and due to the tortuous path. complies with IP2XD/3XD. APPY IPPY buys his copy of "IP Guide" 15 . 3 Allows for ventilation of the equipment. although this may well affect the efficiency of the ventilation. side louvres can be engineered to provide the same protection. The test probe is not deemed to have entered the enclosure until the final barrier has been penetrated. Similarly. Additional internal barriers can be used to enhance the protection against small tools and individual wire strands.3 Ventilated equipment This example provides: 1 Basic protection against solid objects to IP2X/3X. 2 Protection against water ingress to IPX2.

This is in addition to rigorous product type tests to ensure conformity with standards and so demonstrate compliance with the requirements of National and EC legislation. This is evidenced by the fact that members of the Association are independently assessed to the stringent quality standard ISO 9000 series. Specifiers and users can be assured of the attention to quality at all levels of the manufacturing process. 16 .We hope that this guide is as helpful to you as it is to Appy Ippy. T he pursuit of excellence is the watchword of EIEMA members. Certification of conformity of manufacturers quality management systems with the requirements of this standard is not easily achieved and once attained is constantly monitored by regular. independent quality audits. who are totally committed to manufacturing quality.

please contact EIEMA Ltd.uk . therefore for the latest information of EIEMA Member Companies.EIEMA MEMBER COMPANIES EIEMA membership continues to grow.org. at the address overleaf or visit the EIEMA website at www.eiema.

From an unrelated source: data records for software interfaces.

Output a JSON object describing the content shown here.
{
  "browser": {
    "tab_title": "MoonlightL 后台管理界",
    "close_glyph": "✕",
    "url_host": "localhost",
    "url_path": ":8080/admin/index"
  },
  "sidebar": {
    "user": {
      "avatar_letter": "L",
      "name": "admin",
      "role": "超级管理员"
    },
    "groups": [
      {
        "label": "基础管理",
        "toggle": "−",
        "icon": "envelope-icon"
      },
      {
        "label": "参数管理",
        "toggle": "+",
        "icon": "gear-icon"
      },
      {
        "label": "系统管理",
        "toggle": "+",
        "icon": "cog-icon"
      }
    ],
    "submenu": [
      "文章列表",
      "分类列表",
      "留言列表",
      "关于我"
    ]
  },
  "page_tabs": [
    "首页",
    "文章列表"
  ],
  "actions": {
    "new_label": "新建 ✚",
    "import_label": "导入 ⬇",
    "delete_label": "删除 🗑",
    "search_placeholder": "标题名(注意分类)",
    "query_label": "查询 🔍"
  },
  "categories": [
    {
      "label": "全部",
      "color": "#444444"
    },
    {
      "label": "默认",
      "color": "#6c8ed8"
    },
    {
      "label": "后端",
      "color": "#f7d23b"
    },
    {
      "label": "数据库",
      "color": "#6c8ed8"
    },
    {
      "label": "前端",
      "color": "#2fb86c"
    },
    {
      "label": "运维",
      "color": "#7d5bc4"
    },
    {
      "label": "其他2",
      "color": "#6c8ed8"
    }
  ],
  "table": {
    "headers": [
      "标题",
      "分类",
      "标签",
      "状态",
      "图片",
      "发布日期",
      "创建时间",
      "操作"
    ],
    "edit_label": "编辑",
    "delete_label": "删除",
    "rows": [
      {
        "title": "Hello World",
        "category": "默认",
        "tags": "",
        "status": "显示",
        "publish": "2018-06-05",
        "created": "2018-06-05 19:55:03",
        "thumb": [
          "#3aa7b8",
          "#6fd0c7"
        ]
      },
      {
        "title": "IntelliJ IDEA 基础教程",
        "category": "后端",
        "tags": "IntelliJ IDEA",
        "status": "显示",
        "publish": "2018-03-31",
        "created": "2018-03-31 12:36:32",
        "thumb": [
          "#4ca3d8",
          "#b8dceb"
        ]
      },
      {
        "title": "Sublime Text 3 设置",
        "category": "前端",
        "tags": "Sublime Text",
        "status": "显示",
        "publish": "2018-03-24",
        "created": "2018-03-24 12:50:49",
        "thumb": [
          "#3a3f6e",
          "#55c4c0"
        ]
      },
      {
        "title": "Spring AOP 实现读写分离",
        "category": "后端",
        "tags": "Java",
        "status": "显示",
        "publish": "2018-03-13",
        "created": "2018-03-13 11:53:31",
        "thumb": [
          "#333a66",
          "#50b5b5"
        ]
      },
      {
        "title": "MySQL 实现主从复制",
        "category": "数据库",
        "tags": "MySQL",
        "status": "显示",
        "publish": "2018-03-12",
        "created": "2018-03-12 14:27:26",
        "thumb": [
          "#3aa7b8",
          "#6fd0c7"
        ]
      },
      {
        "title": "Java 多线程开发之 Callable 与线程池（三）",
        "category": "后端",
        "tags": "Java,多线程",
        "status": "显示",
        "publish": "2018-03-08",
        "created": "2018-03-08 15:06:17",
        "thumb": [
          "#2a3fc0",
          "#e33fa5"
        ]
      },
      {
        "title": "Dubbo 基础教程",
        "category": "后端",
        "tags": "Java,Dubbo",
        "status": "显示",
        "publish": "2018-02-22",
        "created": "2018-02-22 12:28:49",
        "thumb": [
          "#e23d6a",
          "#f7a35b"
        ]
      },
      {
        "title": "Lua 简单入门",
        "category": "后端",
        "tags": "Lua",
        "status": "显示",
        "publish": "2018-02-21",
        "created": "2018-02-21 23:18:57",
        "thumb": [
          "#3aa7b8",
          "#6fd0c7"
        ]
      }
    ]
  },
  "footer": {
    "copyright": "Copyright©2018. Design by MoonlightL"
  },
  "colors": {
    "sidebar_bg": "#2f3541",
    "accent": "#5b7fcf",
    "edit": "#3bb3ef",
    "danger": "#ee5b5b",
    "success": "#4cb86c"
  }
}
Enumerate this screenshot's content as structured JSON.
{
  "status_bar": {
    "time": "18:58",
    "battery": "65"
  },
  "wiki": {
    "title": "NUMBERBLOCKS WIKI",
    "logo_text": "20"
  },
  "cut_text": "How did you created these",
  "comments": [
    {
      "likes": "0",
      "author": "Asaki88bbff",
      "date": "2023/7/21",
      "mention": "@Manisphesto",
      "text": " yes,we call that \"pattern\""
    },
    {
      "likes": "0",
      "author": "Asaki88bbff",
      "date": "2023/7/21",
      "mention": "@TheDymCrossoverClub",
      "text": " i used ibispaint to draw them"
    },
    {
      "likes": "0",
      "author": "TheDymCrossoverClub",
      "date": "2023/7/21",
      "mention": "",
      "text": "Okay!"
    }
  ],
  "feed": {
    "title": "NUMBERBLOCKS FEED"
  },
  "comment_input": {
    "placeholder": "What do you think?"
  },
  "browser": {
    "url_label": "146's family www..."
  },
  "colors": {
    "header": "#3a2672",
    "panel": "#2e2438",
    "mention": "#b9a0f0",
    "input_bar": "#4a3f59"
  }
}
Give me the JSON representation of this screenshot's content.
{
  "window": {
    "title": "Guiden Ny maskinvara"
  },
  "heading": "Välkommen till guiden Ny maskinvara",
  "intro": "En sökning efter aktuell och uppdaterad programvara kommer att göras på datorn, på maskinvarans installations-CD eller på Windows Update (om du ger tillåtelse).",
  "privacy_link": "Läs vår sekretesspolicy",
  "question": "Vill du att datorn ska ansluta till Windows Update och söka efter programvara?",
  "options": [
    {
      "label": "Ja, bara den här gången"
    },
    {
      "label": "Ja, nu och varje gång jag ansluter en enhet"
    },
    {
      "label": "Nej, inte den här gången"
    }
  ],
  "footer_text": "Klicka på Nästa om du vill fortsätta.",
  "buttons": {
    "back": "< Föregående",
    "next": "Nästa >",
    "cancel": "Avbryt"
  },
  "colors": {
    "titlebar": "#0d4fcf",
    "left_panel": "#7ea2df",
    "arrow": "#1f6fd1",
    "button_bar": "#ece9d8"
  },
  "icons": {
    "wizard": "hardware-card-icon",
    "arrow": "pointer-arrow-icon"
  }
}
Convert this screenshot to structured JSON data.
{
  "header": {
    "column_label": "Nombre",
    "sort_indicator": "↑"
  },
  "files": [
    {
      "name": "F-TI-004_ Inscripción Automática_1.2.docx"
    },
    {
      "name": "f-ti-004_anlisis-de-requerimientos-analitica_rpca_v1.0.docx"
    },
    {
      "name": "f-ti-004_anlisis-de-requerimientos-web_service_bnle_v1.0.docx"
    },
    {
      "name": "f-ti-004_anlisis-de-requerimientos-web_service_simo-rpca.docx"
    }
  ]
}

org.September 2001 The Electrical Installation Equipment Manufacturers' Association Westminster Tower 3 Albert Embankment London SE1 7SL Telephone: 020 7793 3013 Telefax: 020 7735 4158 Email: cac@eiema.eiema.org.GUIDE TO THE ‘IP’ CODES FOR ENCLOSURES An EIEMA Publication Issue No3 .uk Website: www.uk Other publications from EIEMA: Guide to Forms of Separation Guide to Circuit Breaker Standards Guide to Type Tested Assemblies and Partially Type Tested Assemblies Guide to Residual Current Devices Guide to Low Voltage Busbar Trunking Systems Guide to Switch & Fusegear Devices Guide to Fuse Link Applications EIEMA Members & Product Guide .